And why is this?
The materials used in new car construction are designed to save your life. As a result, they sacrifice themselves while transferring crash energy away from the occupants. Throughout the repair process, these pieces must be cut out and new ones put in, but here is the problem: body shops are not manufacturers, and they do not have tooling or machinery to stamp in new parts. In several of these materials, they can’t even be welded back in because they are sensitive to heat.
Take Audi, for example. Audi’s collision instructor and curriculum designer Shawn Hart stated an Audi “…factory has a much larger power level and uses ‘enormous’ weld heads compared to an aftermarket auto body shop. The collision repair industry has an option that duplicates the process well, but can’t match it 100 percent.”
Depending on what the repair procedures call for, some structural parts and frame rails have to be glued back in, while others might need to be riveted, and certain other parts might need to be glued and riveted or glued and welded.

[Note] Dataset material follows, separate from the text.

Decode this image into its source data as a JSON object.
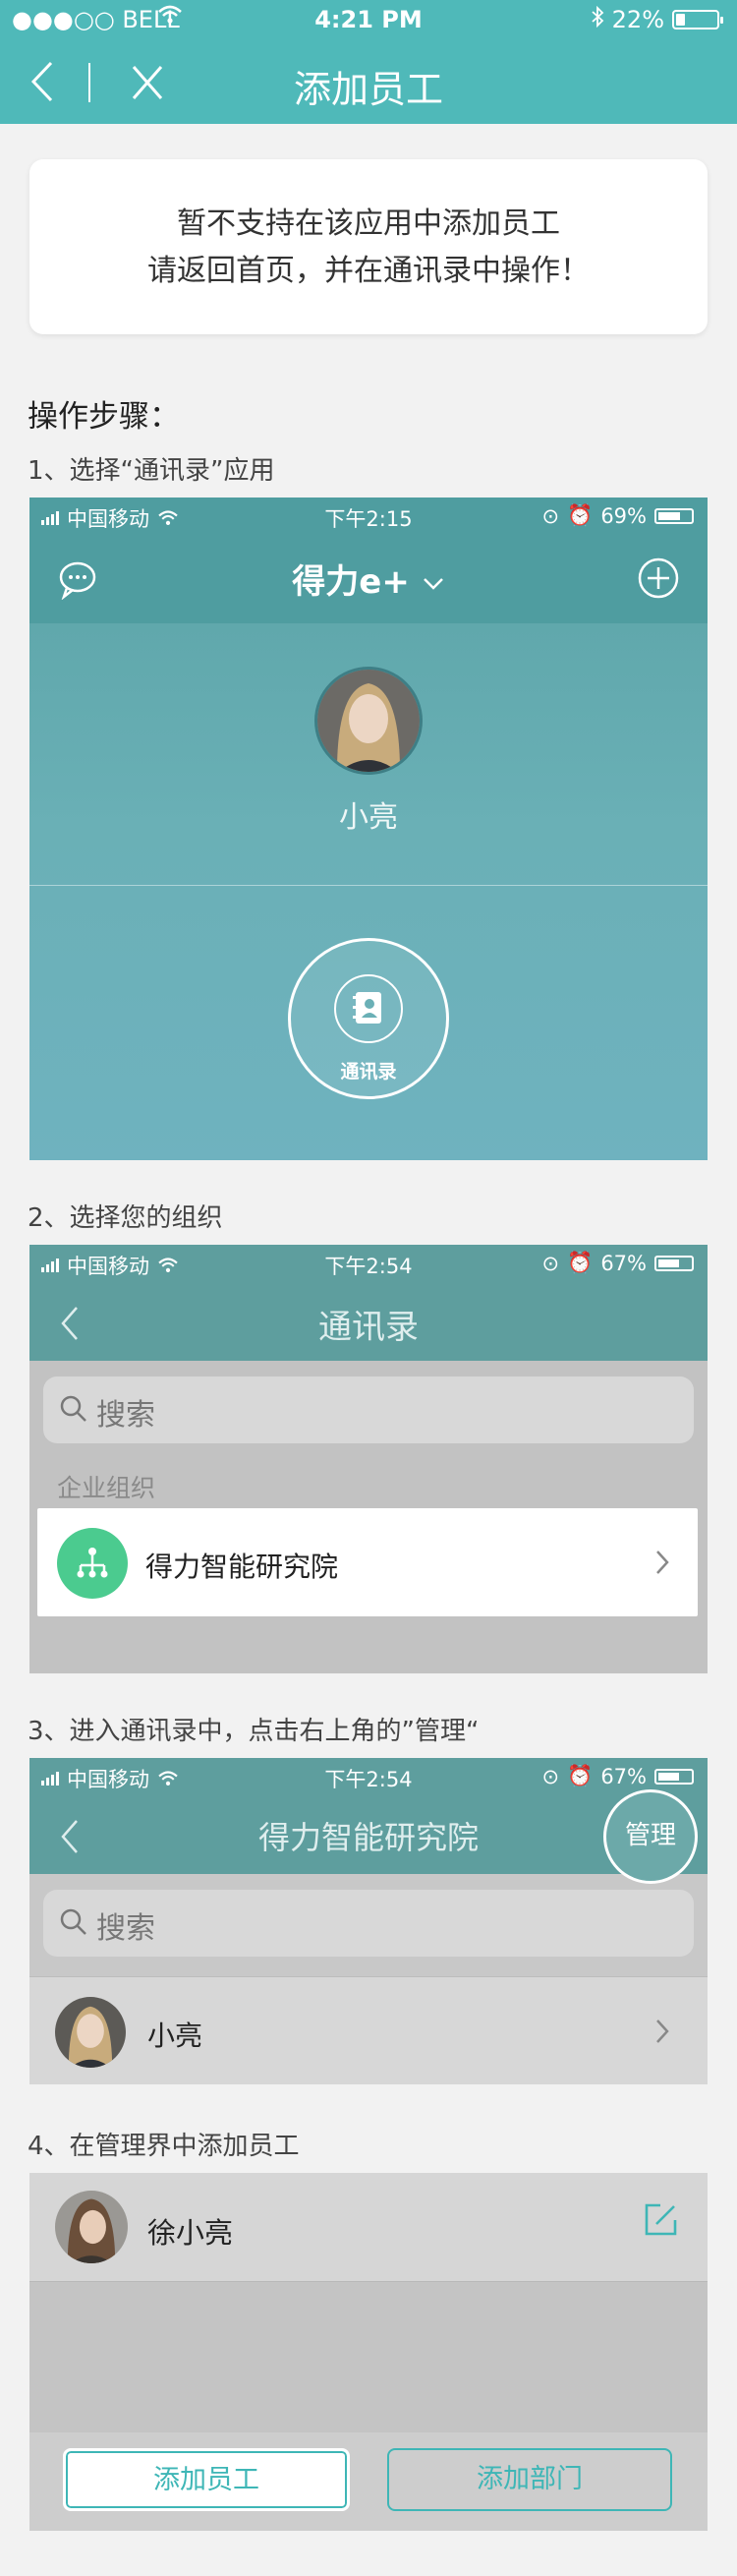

To the craftsman, performing a repair that would be visually noticeable is unheard of. So, they might just ignore some of these repair procedures laid out by the manufacturer. This is not to say that the repairs will be noticeable to you on the outside of a vehicle, it just means that a proper repair might contain rivets on a frame rail that weren’t there when you purchased it. It may also mean that the spot welds are more massive, or there are more of them now than when the car was built. Not a big deal to you, but it’s a big deal that your technician is aware of these OEM procedures and that they follow them even if it means doing things differently for the first time in forty years.

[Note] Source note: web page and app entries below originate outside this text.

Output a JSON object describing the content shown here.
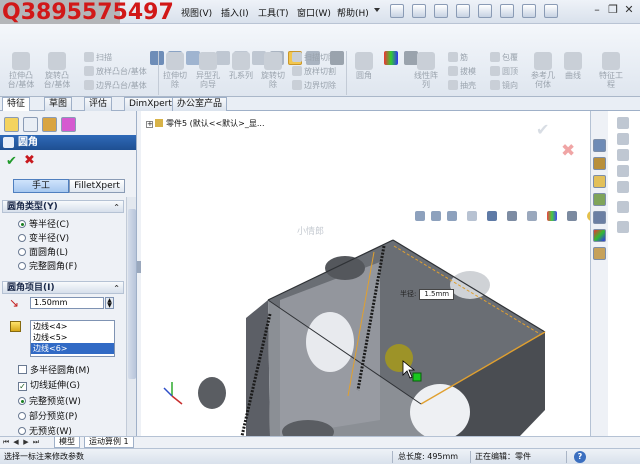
{
  "watermark": "Q3895575497",
  "menu": {
    "items": [
      "视图(V)",
      "插入(I)",
      "工具(T)",
      "窗口(W)",
      "帮助(H)"
    ]
  },
  "command_manager": {
    "big_tools": [
      {
        "label1": "拉伸凸",
        "label2": "台/基体",
        "color": "#c9cfd7"
      },
      {
        "label1": "旋转凸",
        "label2": "台/基体",
        "color": "#c9cfd7"
      },
      {
        "label1": "拉伸切",
        "label2": "除",
        "color": "#c9cfd7"
      },
      {
        "label1": "异型孔",
        "label2": "向导",
        "color": "#c9cfd7"
      },
      {
        "label1": "孔系列",
        "label2": "",
        "color": "#c9cfd7"
      },
      {
        "label1": "旋转切",
        "label2": "除",
        "color": "#c9cfd7"
      },
      {
        "label1": "圆角",
        "label2": "",
        "color": "#c9cfd7"
      },
      {
        "label1": "线性阵",
        "label2": "列",
        "color": "#c9cfd7"
      },
      {
        "label1": "参考几",
        "label2": "何体",
        "color": "#c9cfd7"
      },
      {
        "label1": "曲线",
        "label2": "",
        "color": "#c9cfd7"
      },
      {
        "label1": "特征工",
        "label2": "程",
        "color": "#c9cfd7"
      }
    ],
    "small_tools": [
      "扫描",
      "放样凸台/基体",
      "边界凸台/基体",
      "扫描切除",
      "放样切割",
      "边界切除",
      "筋",
      "拔模",
      "抽壳",
      "包覆",
      "圆顶",
      "镜向"
    ]
  },
  "tabs": [
    "特征",
    "草图",
    "评估",
    "DimXpert",
    "办公室产品"
  ],
  "property_manager": {
    "title": "圆角",
    "modes": [
      "手工",
      "FilletXpert"
    ],
    "fillet_type": {
      "header": "圆角类型(Y)",
      "options": [
        "等半径(C)",
        "变半径(V)",
        "面圆角(L)",
        "完整圆角(F)"
      ],
      "selected": 0
    },
    "fillet_items": {
      "header": "圆角项目(I)",
      "radius": "1.50mm",
      "edges": [
        "边线<4>",
        "边线<5>",
        "边线<6>"
      ],
      "selected_edge": 2,
      "multi_radius": "多半径圆角(M)",
      "tangent_propagation": "切线延伸(G)",
      "preview_options": [
        "完整预览(W)",
        "部分预览(P)",
        "无预览(W)"
      ],
      "preview_selected": 0
    }
  },
  "graphics": {
    "tree_item": "零件5  (默认<<默认>_显...",
    "radius_callout_label": "半径:",
    "radius_callout_value": "1.5mm",
    "faint_label": "小情郎"
  },
  "bottom_tabs": [
    "模型",
    "运动算例 1"
  ],
  "status": {
    "message": "选择一标注来修改参数",
    "length": "总长度: 495mm",
    "editing": "正在编辑：零件",
    "help": "?"
  },
  "colors": {
    "watermark": "#d11818",
    "accent": "#2f6ab8",
    "fillet_edge": "#e0a030"
  }
}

OEM Repairs Are The Only Way To Go
The problem to the consumer is, and always will be (at least as of the time of this writing), no laws are forcing your shop or your technician to look up a manufacturer recommended procedure. Let alone, following these repair procedures. That’s right: you can buy unsafe repairs, and nobody and no law can stop that from happening. The state of Pennsylvania doesn’t even make it a requirement for technicians to have a license to work on your car.

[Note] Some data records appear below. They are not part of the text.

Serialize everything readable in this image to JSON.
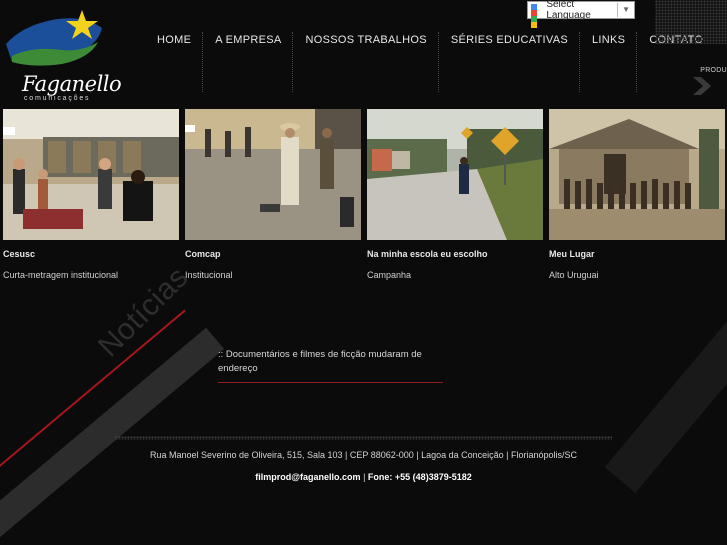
{
  "logo": {
    "name": "Faganello",
    "subtitle": "comunicações"
  },
  "nav": {
    "items": [
      "HOME",
      "A EMPRESA",
      "NOSSOS TRABALHOS",
      "SÉRIES EDUCATIVAS",
      "LINKS",
      "CONTATO"
    ]
  },
  "language": {
    "label": "Select Language",
    "arrow": "▼"
  },
  "side_label": "PRODU",
  "works": [
    {
      "title": "Cesusc",
      "subtitle": "Curta-metragem institucional"
    },
    {
      "title": "Comcap",
      "subtitle": "Institucional"
    },
    {
      "title": "Na minha escola eu escolho",
      "subtitle": "Campanha"
    },
    {
      "title": "Meu Lugar",
      "subtitle": "Alto Uruguai"
    }
  ],
  "news": {
    "heading": "Notícias",
    "items": [
      {
        "text": ":: Documentários e filmes de ficção mudaram de endereço"
      }
    ]
  },
  "footer": {
    "address": "Rua Manoel Severino de Oliveira, 515, Sala 103 | CEP 88062-000 | Lagoa da Conceição | Florianópolis/SC",
    "email": "filmprod@faganello.com",
    "separator": "|",
    "phone": "Fone: +55 (48)3879-5182"
  }
}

This is why consumer education in collision repair is paramount today. And protecting yourself is as simple as having a conversation with your shop before they do anything. All you have to ask is to see the procedure page for your repair. Then, ask the shop to walk you through the work performed to your car. These OEM procedure pages, or “P-Pages,” can be printed out and handed to you. Before you accept the vehicle after the repair, ask your customer service rep to show you where they followed those procedures. If you are not satisfied, refuse to take delivery of the vehicle and call your insurance company.
Who In Pennsylvania Knows Where The Manufacturer Wants Them To Weld?
Here at 3D Collision Centers, we know that good car repair is not just repairing your car, but providing you with the highest quality and safest repairs out there for your car. That’s why we never begin any type of welding repair before we know exactly what we need to do to your car, based on what the manufacturer tells us. Since Pennsylvania doesn’t require technicians to have a license to work on your car, it all comes down to where you take it.
Our team of highly skilled auto repair technicians knows the importance of following OEM repair procedures, which have your safety as the top priority. Our technicians are all I-CAR Gold Class trained, which is the highest level of certification an auto repair technician can receive. This is especially important when there is no license required in Pennsylvania to perform car repair.
In addition to providing you with only the safest and correct repair, we will work with you and your insurance company to ensure the process is as stress-free as possible. You can think of us as your agency/policyholder liaison!
We have 7 different locations across Delaware, Chester, and Montgomery Counties. Feel free to give us a call at anytime at (877)-692-7776. For a list of the phone numbers for each of our locations or to schedule an estimate, click here.
We look forward to showing you the 3D difference!